Associated Press

A Chinese man has become ill with what may be the first human case of H10N3 avian influenza, according to The Associated Press.

“This infection is an accidental cross-species transmission,” Chinese authorities said in a statement, the AP reported. “The risk of large-scale transmission is low.”

China’s National Health Commission said the 41-year-old man was hospitalized on April 28 and was diagnosed with the H10N3 avian influenza virus a month later on May 28, Reuters reported. Authorities did not say how the Zhenjiang city man became infected, but that he was in stable condition and was prepared to be released from the hospital, according to Reuters.

The World Health Organization says the transmission of avian influenzas to humans are rare and typically related to “direct or indirect contact with infected live or dead poultry.”

What is avian influenza?

According to the Centers for Disease Control and Prevention, avian influenzas are diseases that occur naturally in wild birds, can infect domestic birds and do not typically transfer to humans. “However, sporadic human infections with avian flu viruses have occurred,” as reported on the CDC website.

  • The “H” and “N” used to identify avian influenzas represent different hemagglutinin and neuraminidase proteins of the specific virus, according to the CDC.
  • “Bird flu viruses can infect people when enough virus gets into a person’s eyes, nose or mouth, or is inhaled. This might happen when virus is in the air (in droplets or possibly dust) and a person breathes it in, or when a person touches something that has virus on it and then touches their mouth, eyes or nose,” said the CDC of avian influenza transmissions to humans.

Reuters reported that there hasn’t been a large infection of avian flu in humans since around 300 people were killed by H7N9 in 2016-2017.

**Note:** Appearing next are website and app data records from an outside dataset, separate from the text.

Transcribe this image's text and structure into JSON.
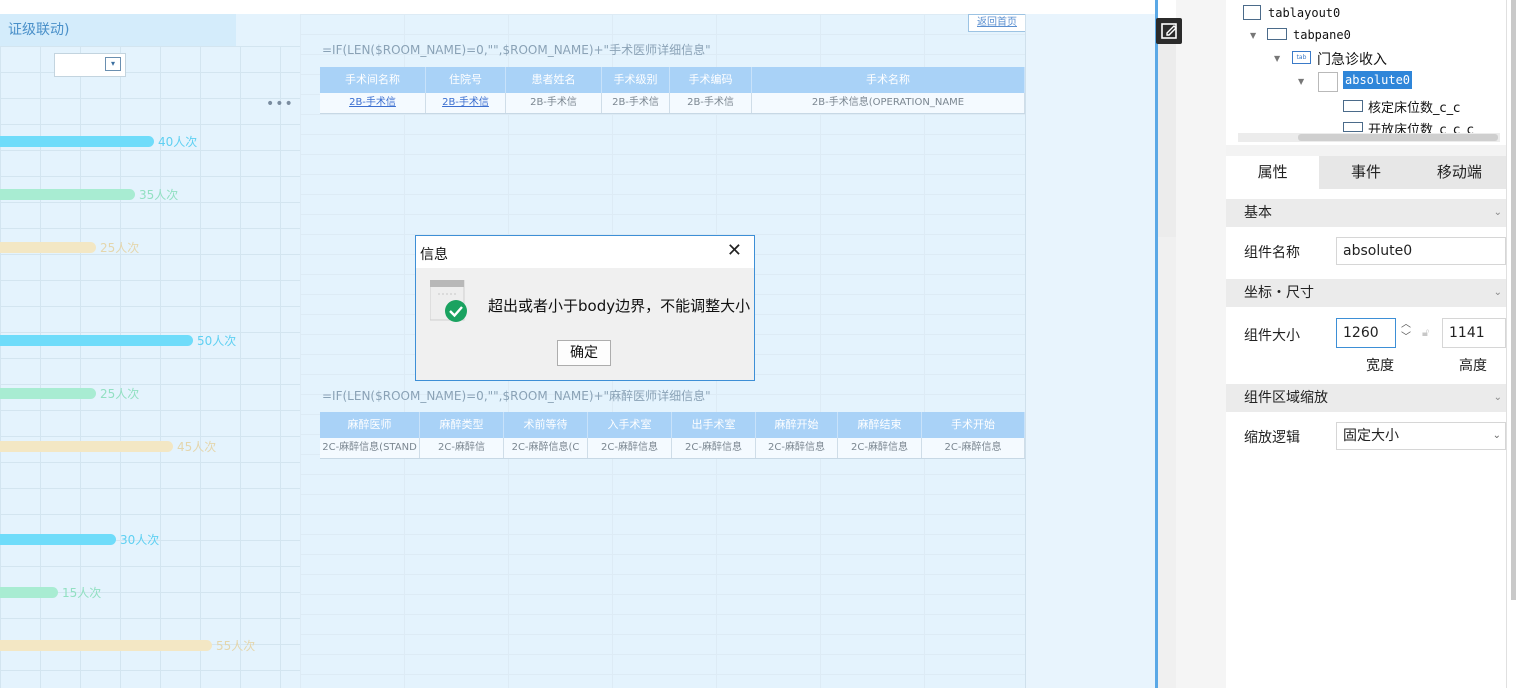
{
  "canvas": {
    "left_title": "证级联动)",
    "more_dots": "•••",
    "toplink": "返回首页",
    "formula1": "=IF(LEN($ROOM_NAME)=0,\"\",$ROOM_NAME)+\"手术医师详细信息\"",
    "formula2": "=IF(LEN($ROOM_NAME)=0,\"\",$ROOM_NAME)+\"麻醉医师详细信息\"",
    "table1": {
      "headers": [
        "手术间名称",
        "住院号",
        "患者姓名",
        "手术级别",
        "手术编码",
        "手术名称"
      ],
      "row": [
        "2B-手术信",
        "2B-手术信",
        "2B-手术信",
        "2B-手术信",
        "2B-手术信",
        "2B-手术信息(OPERATION_NAME"
      ]
    },
    "table2": {
      "headers": [
        "麻醉医师",
        "麻醉类型",
        "术前等待",
        "入手术室",
        "出手术室",
        "麻醉开始",
        "麻醉结束",
        "手术开始"
      ],
      "row": [
        "2C-麻醉信息(STAND",
        "2C-麻醉信",
        "2C-麻醉信息(C",
        "2C-麻醉信息",
        "2C-麻醉信息",
        "2C-麻醉信息",
        "2C-麻醉信息",
        "2C-麻醉信息"
      ]
    },
    "bars": [
      {
        "label": "40人次",
        "value": 40,
        "color": "#6fdcfa"
      },
      {
        "label": "35人次",
        "value": 35,
        "color": "#a8ecd2"
      },
      {
        "label": "25人次",
        "value": 25,
        "color": "#f3e7c4"
      },
      {
        "label": "50人次",
        "value": 50,
        "color": "#6fdcfa"
      },
      {
        "label": "25人次",
        "value": 25,
        "color": "#a8ecd2"
      },
      {
        "label": "45人次",
        "value": 45,
        "color": "#f3e7c4"
      },
      {
        "label": "30人次",
        "value": 30,
        "color": "#6fdcfa"
      },
      {
        "label": "15人次",
        "value": 15,
        "color": "#a8ecd2"
      },
      {
        "label": "55人次",
        "value": 55,
        "color": "#f3e7c4"
      }
    ]
  },
  "dialog": {
    "title": "信息",
    "message": "超出或者小于body边界，不能调整大小",
    "ok_label": "确定",
    "close_glyph": "✕"
  },
  "tree": {
    "items": [
      {
        "label": "tablayout0"
      },
      {
        "label": "tabpane0"
      },
      {
        "label": "门急诊收入"
      },
      {
        "label": "absolute0"
      },
      {
        "label": "核定床位数_c_c"
      },
      {
        "label": "开放床位数_c_c_c"
      }
    ]
  },
  "panel": {
    "tabs": [
      "属性",
      "事件",
      "移动端"
    ],
    "section_basic": "基本",
    "name_label": "组件名称",
    "name_value": "absolute0",
    "section_coord": "坐标・尺寸",
    "size_label": "组件大小",
    "width_value": "1260",
    "height_value": "1141",
    "width_caption": "宽度",
    "height_caption": "高度",
    "section_scale": "组件区域缩放",
    "scale_label": "缩放逻辑",
    "scale_value": "固定大小"
  },
  "colors": {
    "accent": "#3d8fd6",
    "canvas_bg": "#e4f3fd",
    "table_header": "#a9d2f7",
    "success": "#1aa260"
  }
}
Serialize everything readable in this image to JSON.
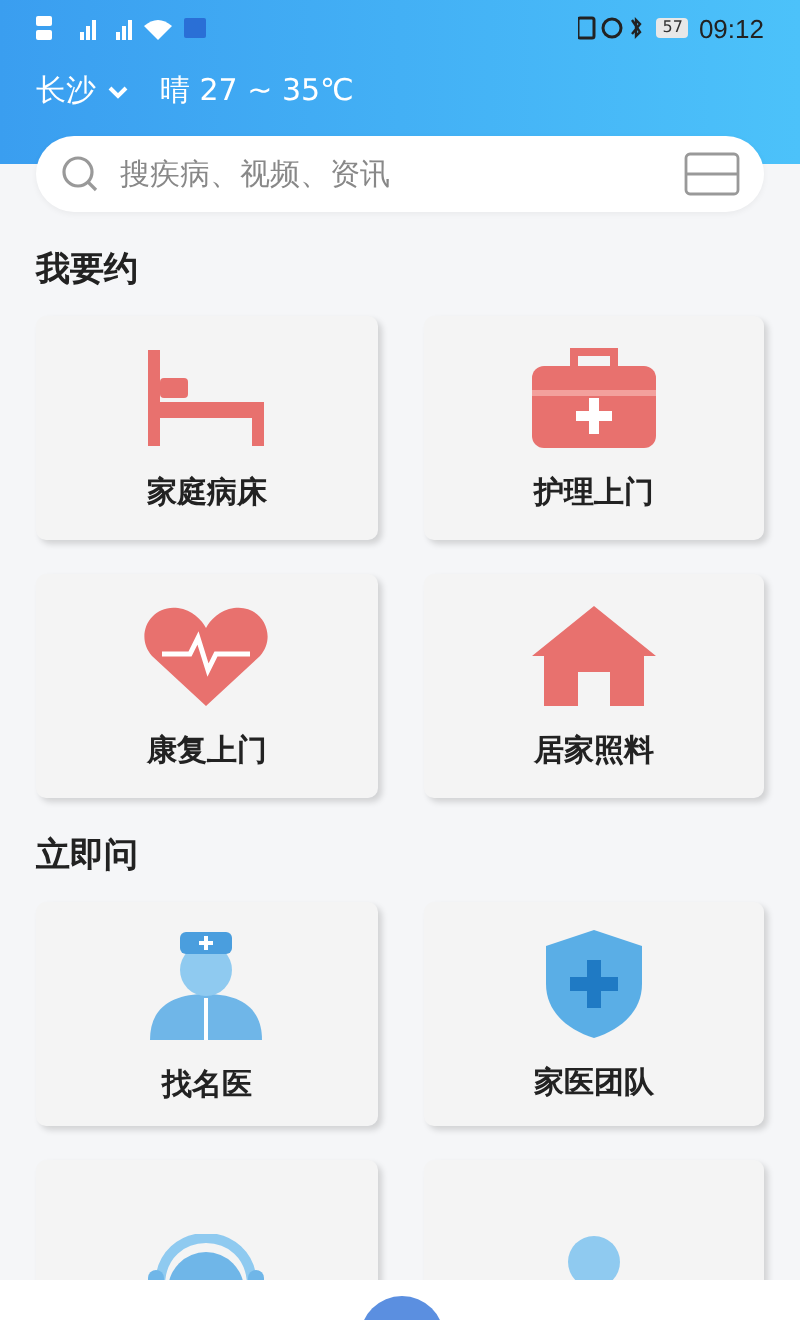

  • “Most of the cases of human infection with this avian H7N9 virus have reported recent exposure to live poultry or potentially contaminated environments, especially markets where live birds have been sold,” according to the World Health Organization.
  • “Rare instances of limited person-to-person spread of this virus have been identified in China, but there is no evidence of sustained person-to-person spread,” said the CDC of the H7N9 outbreak.